§ Available records:
++++++
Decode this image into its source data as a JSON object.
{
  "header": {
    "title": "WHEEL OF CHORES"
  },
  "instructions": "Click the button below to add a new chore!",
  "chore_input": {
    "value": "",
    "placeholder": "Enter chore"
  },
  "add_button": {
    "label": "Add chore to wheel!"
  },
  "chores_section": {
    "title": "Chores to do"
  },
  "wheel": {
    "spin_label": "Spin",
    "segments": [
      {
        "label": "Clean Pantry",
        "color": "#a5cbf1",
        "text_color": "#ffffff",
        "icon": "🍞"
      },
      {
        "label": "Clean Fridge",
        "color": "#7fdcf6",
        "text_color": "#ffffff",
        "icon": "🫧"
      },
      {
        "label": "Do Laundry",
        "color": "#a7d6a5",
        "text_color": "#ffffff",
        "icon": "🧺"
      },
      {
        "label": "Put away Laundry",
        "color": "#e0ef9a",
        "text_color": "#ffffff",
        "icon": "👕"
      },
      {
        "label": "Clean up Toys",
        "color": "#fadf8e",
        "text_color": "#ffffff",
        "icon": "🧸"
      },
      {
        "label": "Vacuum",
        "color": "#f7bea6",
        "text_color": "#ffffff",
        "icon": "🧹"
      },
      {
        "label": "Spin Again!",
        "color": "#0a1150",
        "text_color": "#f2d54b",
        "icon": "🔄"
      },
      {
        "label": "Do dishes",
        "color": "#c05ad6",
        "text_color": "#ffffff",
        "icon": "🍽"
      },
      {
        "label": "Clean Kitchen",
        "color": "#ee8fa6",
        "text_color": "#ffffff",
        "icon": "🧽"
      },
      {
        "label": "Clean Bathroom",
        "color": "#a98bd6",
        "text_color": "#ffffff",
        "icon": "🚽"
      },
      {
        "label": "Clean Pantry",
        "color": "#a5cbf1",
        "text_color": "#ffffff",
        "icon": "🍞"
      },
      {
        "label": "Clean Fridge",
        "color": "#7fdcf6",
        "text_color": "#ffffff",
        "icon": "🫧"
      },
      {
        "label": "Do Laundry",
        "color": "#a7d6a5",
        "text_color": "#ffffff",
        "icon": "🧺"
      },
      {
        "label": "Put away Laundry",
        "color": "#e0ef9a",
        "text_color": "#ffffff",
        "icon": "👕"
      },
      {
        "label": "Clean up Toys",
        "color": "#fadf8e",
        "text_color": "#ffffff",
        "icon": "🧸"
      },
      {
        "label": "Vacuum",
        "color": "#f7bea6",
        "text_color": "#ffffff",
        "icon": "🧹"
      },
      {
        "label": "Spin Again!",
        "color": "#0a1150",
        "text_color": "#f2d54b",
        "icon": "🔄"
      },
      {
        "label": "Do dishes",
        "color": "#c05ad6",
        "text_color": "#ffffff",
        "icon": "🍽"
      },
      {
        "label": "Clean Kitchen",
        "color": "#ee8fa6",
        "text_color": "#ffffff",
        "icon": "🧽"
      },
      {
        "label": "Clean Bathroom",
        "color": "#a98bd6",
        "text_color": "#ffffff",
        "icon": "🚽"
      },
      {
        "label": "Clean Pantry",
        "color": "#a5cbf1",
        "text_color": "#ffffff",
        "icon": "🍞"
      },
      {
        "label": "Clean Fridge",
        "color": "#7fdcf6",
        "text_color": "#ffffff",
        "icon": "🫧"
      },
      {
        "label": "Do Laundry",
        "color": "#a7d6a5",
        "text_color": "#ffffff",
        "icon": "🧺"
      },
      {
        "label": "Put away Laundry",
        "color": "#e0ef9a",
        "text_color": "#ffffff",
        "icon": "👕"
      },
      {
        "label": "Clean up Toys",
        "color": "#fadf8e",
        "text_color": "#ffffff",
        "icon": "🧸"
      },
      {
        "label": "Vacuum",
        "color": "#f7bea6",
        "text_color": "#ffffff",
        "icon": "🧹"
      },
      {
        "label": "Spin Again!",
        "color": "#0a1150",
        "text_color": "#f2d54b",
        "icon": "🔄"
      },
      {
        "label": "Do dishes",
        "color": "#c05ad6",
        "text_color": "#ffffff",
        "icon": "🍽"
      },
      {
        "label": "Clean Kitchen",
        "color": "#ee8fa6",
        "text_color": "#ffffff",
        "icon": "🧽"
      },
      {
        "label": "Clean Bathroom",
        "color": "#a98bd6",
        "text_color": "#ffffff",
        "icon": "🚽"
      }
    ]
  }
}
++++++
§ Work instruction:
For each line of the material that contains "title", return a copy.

§ Solution to the exercise:
    "title": "WHEEL OF CHORES"
    "title": "Chores to do"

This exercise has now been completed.